The Agency concludes by citing paragraph 29 of the decision of the European Court of Human Rights in the case of Niemietz v. Germany (1992), in which the Court found a violation of right to respect for private and family life (Article 8 of the European Convention of Human Rights). The paragraph states, in part:

"The Court does not consider it possible or necessary to attempt an exhaustive definition of the notion of 'private life'. However, it would be too restrictive to limit the notion to an 'inner circle' in which the individual may live his own personal life as he chooses and to exclude therefrom entirely the outside world not encompassed within that circle. Respect for private life must also comprise to a certain degree the right to establish and develop relationships with other human beings. There appears, furthermore, to be no reason of principle why this understanding of the notion of 'private life' should be taken to exclude activities of a professional or business nature since it is, after all, in the course of their working lives that the majority of people have a significant, if not the greatest, opportunity of developing relationships with the outside world."

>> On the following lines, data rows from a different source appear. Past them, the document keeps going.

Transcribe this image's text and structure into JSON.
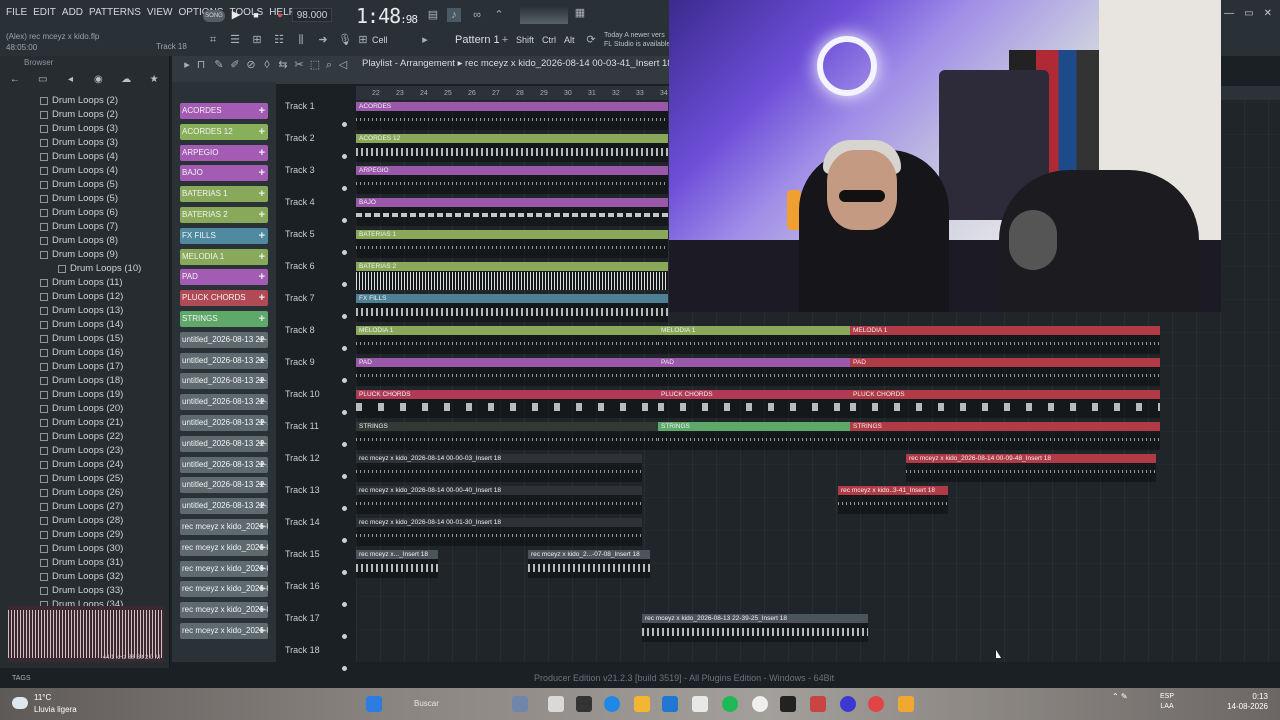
{
  "menu": [
    "FILE",
    "EDIT",
    "ADD",
    "PATTERNS",
    "VIEW",
    "OPTIONS",
    "TOOLS",
    "HELP"
  ],
  "toolbar": {
    "song_mode": "SONG",
    "tempo": "98.000",
    "time_main": "1:48",
    "time_sub": ":98",
    "cell_label": "Cell",
    "pattern": "Pattern 1",
    "mod_shift": "Shift",
    "mod_ctrl": "Ctrl",
    "mod_alt": "Alt",
    "news_line1": "Today  A newer vers",
    "news_line2": "FL Studio is available"
  },
  "project": {
    "title": "(Alex) rec mceyz x kido.flp",
    "time": "48:05:00",
    "track_hint": "Track 18"
  },
  "browser": {
    "header": "Browser",
    "items": [
      {
        "label": "Drum Loops  (2)",
        "sub": false
      },
      {
        "label": "Drum Loops  (2)",
        "sub": false
      },
      {
        "label": "Drum Loops  (3)",
        "sub": false
      },
      {
        "label": "Drum Loops  (3)",
        "sub": false
      },
      {
        "label": "Drum Loops  (4)",
        "sub": false
      },
      {
        "label": "Drum Loops  (4)",
        "sub": false
      },
      {
        "label": "Drum Loops  (5)",
        "sub": false
      },
      {
        "label": "Drum Loops  (5)",
        "sub": false
      },
      {
        "label": "Drum Loops  (6)",
        "sub": false
      },
      {
        "label": "Drum Loops  (7)",
        "sub": false
      },
      {
        "label": "Drum Loops  (8)",
        "sub": false
      },
      {
        "label": "Drum Loops  (9)",
        "sub": false
      },
      {
        "label": "Drum Loops  (10)",
        "sub": true
      },
      {
        "label": "Drum Loops  (11)",
        "sub": false
      },
      {
        "label": "Drum Loops  (12)",
        "sub": false
      },
      {
        "label": "Drum Loops  (13)",
        "sub": false
      },
      {
        "label": "Drum Loops  (14)",
        "sub": false
      },
      {
        "label": "Drum Loops  (15)",
        "sub": false
      },
      {
        "label": "Drum Loops  (16)",
        "sub": false
      },
      {
        "label": "Drum Loops  (17)",
        "sub": false
      },
      {
        "label": "Drum Loops  (18)",
        "sub": false
      },
      {
        "label": "Drum Loops  (19)",
        "sub": false
      },
      {
        "label": "Drum Loops  (20)",
        "sub": false
      },
      {
        "label": "Drum Loops  (21)",
        "sub": false
      },
      {
        "label": "Drum Loops  (22)",
        "sub": false
      },
      {
        "label": "Drum Loops  (23)",
        "sub": false
      },
      {
        "label": "Drum Loops  (24)",
        "sub": false
      },
      {
        "label": "Drum Loops  (25)",
        "sub": false
      },
      {
        "label": "Drum Loops  (26)",
        "sub": false
      },
      {
        "label": "Drum Loops  (27)",
        "sub": false
      },
      {
        "label": "Drum Loops  (28)",
        "sub": false
      },
      {
        "label": "Drum Loops  (29)",
        "sub": false
      },
      {
        "label": "Drum Loops  (30)",
        "sub": false
      },
      {
        "label": "Drum Loops  (31)",
        "sub": false
      },
      {
        "label": "Drum Loops  (32)",
        "sub": false
      },
      {
        "label": "Drum Loops  (33)",
        "sub": false
      },
      {
        "label": "Drum Loops  (34)",
        "sub": false
      }
    ],
    "preview_info": "44.1 kHz 88 Bit 2.0 M",
    "tags_label": "TAGS"
  },
  "playlist": {
    "title": "Playlist - Arrangement",
    "subtitle": "rec mceyz x kido_2026-08-14 00-03-41_Insert 18",
    "ruler": [
      "22",
      "23",
      "24",
      "25",
      "26",
      "27",
      "28",
      "29",
      "30",
      "31",
      "32",
      "33",
      "34"
    ]
  },
  "channels": [
    {
      "label": "ACORDES",
      "color": "#a45bb3"
    },
    {
      "label": "ACORDES 12",
      "color": "#88b05a"
    },
    {
      "label": "ARPEGIO",
      "color": "#a45bb3"
    },
    {
      "label": "BAJO",
      "color": "#a45bb3"
    },
    {
      "label": "BATERIAS 1",
      "color": "#88a85a"
    },
    {
      "label": "BATERIAS 2",
      "color": "#88a85a"
    },
    {
      "label": "FX FILLS",
      "color": "#4f8aa0"
    },
    {
      "label": "MELODIA 1",
      "color": "#88a85a"
    },
    {
      "label": "PAD",
      "color": "#a45bb3"
    },
    {
      "label": "PLUCK CHORDS",
      "color": "#b04a55"
    },
    {
      "label": "STRINGS",
      "color": "#5ea86a"
    },
    {
      "label": "untitled_2026-08-13 22-...",
      "color": "#5e6a70"
    },
    {
      "label": "untitled_2026-08-13 22-...",
      "color": "#5e6a70"
    },
    {
      "label": "untitled_2026-08-13 22-...",
      "color": "#5e6a70"
    },
    {
      "label": "untitled_2026-08-13 22-...",
      "color": "#5e6a70"
    },
    {
      "label": "untitled_2026-08-13 22-...",
      "color": "#5e6a70"
    },
    {
      "label": "untitled_2026-08-13 22-...",
      "color": "#5e6a70"
    },
    {
      "label": "untitled_2026-08-13 22-...",
      "color": "#5e6a70"
    },
    {
      "label": "untitled_2026-08-13 22-...",
      "color": "#5e6a70"
    },
    {
      "label": "untitled_2026-08-13 22-...",
      "color": "#5e6a70"
    },
    {
      "label": "rec mceyz x kido_2026-0...",
      "color": "#5e6a70"
    },
    {
      "label": "rec mceyz x kido_2026-0...",
      "color": "#5e6a70"
    },
    {
      "label": "rec mceyz x kido_2026-0...",
      "color": "#5e6a70"
    },
    {
      "label": "rec mceyz x kido_2026-0...",
      "color": "#5e6a70"
    },
    {
      "label": "rec mceyz x kido_2026-0...",
      "color": "#5e6a70"
    },
    {
      "label": "rec mceyz x kido_2026-0...",
      "color": "#5e6a70"
    }
  ],
  "tracks": [
    "Track 1",
    "Track 2",
    "Track 3",
    "Track 4",
    "Track 5",
    "Track 6",
    "Track 7",
    "Track 8",
    "Track 9",
    "Track 10",
    "Track 11",
    "Track 12",
    "Track 13",
    "Track 14",
    "Track 15",
    "Track 16",
    "Track 17",
    "Track 18"
  ],
  "clips": [
    {
      "track": 0,
      "start": 0,
      "end": 312,
      "label": "ACORDES",
      "color": "#9a58ab",
      "wave": "thin"
    },
    {
      "track": 1,
      "start": 0,
      "end": 312,
      "label": "ACORDES 12",
      "color": "#8aa85a",
      "wave": "mid"
    },
    {
      "track": 2,
      "start": 0,
      "end": 312,
      "label": "ARPEGIO",
      "color": "#9a58ab",
      "wave": "thin"
    },
    {
      "track": 3,
      "start": 0,
      "end": 312,
      "label": "BAJO",
      "color": "#9a58ab",
      "wave": "dash"
    },
    {
      "track": 4,
      "start": 0,
      "end": 312,
      "label": "BATERIAS 1",
      "color": "#8aa85a",
      "wave": "thin"
    },
    {
      "track": 5,
      "start": 0,
      "end": 312,
      "label": "BATERIAS 2",
      "color": "#8aa85a",
      "wave": "thick"
    },
    {
      "track": 6,
      "start": 0,
      "end": 312,
      "label": "FX FILLS",
      "color": "#4e8096",
      "wave": "mid"
    },
    {
      "track": 7,
      "start": 0,
      "end": 302,
      "label": "MELODIA 1",
      "color": "#8aa85a",
      "wave": "thin"
    },
    {
      "track": 7,
      "start": 302,
      "end": 494,
      "label": "MELODIA 1",
      "color": "#8aa85a",
      "wave": "thin"
    },
    {
      "track": 7,
      "start": 494,
      "end": 804,
      "label": "MELODIA 1",
      "color": "#b03a45",
      "wave": "thin"
    },
    {
      "track": 8,
      "start": 0,
      "end": 302,
      "label": "PAD",
      "color": "#9a58ab",
      "wave": "thin"
    },
    {
      "track": 8,
      "start": 302,
      "end": 494,
      "label": "PAD",
      "color": "#9a58ab",
      "wave": "thin"
    },
    {
      "track": 8,
      "start": 494,
      "end": 804,
      "label": "PAD",
      "color": "#b03a45",
      "wave": "thin"
    },
    {
      "track": 9,
      "start": 0,
      "end": 302,
      "label": "PLUCK CHORDS",
      "color": "#b03a55",
      "wave": "tri"
    },
    {
      "track": 9,
      "start": 302,
      "end": 494,
      "label": "PLUCK CHORDS",
      "color": "#b03a55",
      "wave": "tri"
    },
    {
      "track": 9,
      "start": 494,
      "end": 804,
      "label": "PLUCK CHORDS",
      "color": "#b03a45",
      "wave": "tri"
    },
    {
      "track": 10,
      "start": 0,
      "end": 302,
      "label": "STRINGS",
      "color": "#2f3a35",
      "wave": "thin"
    },
    {
      "track": 10,
      "start": 302,
      "end": 494,
      "label": "STRINGS",
      "color": "#5ea86a",
      "wave": "thin"
    },
    {
      "track": 10,
      "start": 494,
      "end": 804,
      "label": "STRINGS",
      "color": "#b03a45",
      "wave": "thin"
    },
    {
      "track": 11,
      "start": 0,
      "end": 286,
      "label": "rec mceyz x kido_2026-08-14 00-00-03_Insert 18",
      "color": "#2c3337",
      "wave": "thin"
    },
    {
      "track": 11,
      "start": 550,
      "end": 800,
      "label": "rec mceyz x kido_2026-08-14 00-09-48_Insert 18",
      "color": "#b03a45",
      "wave": "thin"
    },
    {
      "track": 12,
      "start": 0,
      "end": 286,
      "label": "rec mceyz x kido_2026-08-14 00-00-40_Insert 18",
      "color": "#2c3337",
      "wave": "thin"
    },
    {
      "track": 12,
      "start": 482,
      "end": 592,
      "label": "rec mceyz x kido..3-41_Insert 18",
      "color": "#b03a45",
      "wave": "thin"
    },
    {
      "track": 13,
      "start": 0,
      "end": 286,
      "label": "rec mceyz x kido_2026-08-14 00-01-30_Insert 18",
      "color": "#2c3337",
      "wave": "thin"
    },
    {
      "track": 14,
      "start": 0,
      "end": 82,
      "label": "rec mceyz x..._Insert 18",
      "color": "#4a5459",
      "wave": "mid"
    },
    {
      "track": 14,
      "start": 172,
      "end": 294,
      "label": "rec mceyz x kido_2...-07-08_Insert 18",
      "color": "#4a5459",
      "wave": "mid"
    },
    {
      "track": 16,
      "start": 286,
      "end": 512,
      "label": "rec mceyz x kido_2026-08-13 22-39-25_Insert 18",
      "color": "#4a5459",
      "wave": "mid"
    }
  ],
  "status": "Producer Edition v21.2.3 [build 3519] - All Plugins Edition - Windows - 64Bit",
  "taskbar": {
    "temp": "11°C",
    "weather": "Lluvia ligera",
    "search": "Buscar",
    "lang1": "ESP",
    "lang2": "LAA",
    "time": "0:13",
    "date": "14-08-2026"
  }
}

In Serbia, permissibility of video surveillance is not regulated by any law. The Serbian DPA had proposed detailed regulation of video surveillance back in 2014, in its Model personal data protection act, but the Ministry of Justice failed to regulate this subject in the draft Personal Data Protection Act from November 2015.

In the meantime, DPA's brief answer published in a Q&A section on its website – addressing a question on surveillance in residential buildings – delineates some general principles that may be applied when it comes to privacy at work, too. The DPA stresses the importance of following commonly accepted international standards. In the DPA’s view, the standards involve: setting the surveillance camera in such a way that it covers the minimum area sufficient for achieving the purpose of surveillance; posting a notification in a visible place that the area is under surveillance (with the name of the data controller and contact details as to where data on the surveillance may be obtained); and, protecting the video material from unauthorised access.

However, these guidelines offer no answer to the question of which areas of business premises can be justifiably monitored, so to reconcile the employer's legitimate right to have control over the work process, on one hand, and the principle of proportionality of processing personal data, on the other hand. 

In contrast, the Montenegrin Personal Data Protection Act from 2008 dedicates an entire section to video surveillance and explicitly leaves room to reasonable enjoyment of privacy at work. Access to business premises can be surveilled for the purpose of ensuring the safety of persons and property or for controlling entries into and exits from business premises. Also, the monitoring is permissible if the particular business poses a risk to the employees. Surveillance of inner premises may be implemented if necessary for the protection of safety or data secrecy, provided that it cannot be achieved in any other way. No video surveillance is allowed outside the place where employee performs work, such as at dressing rooms, elevators, and the areas designated for clients and visitors.

Furthermore, the Montenegrin law stipulates additional requirements for ensuring privacy: the company should enact a decision containing the reasons for the introduction of video surveillance (unless surveillance is prescribed by a statute); employees must be informed in writing of video surveillance; the controller should seek trade union's opinion before implementing surveillance of inner premises; and, the controller must visibly post a notification stating that the area is under surveillance, containing the name of the data controller and a contact phone number where the data subject can get information on the location of video material and the retention period.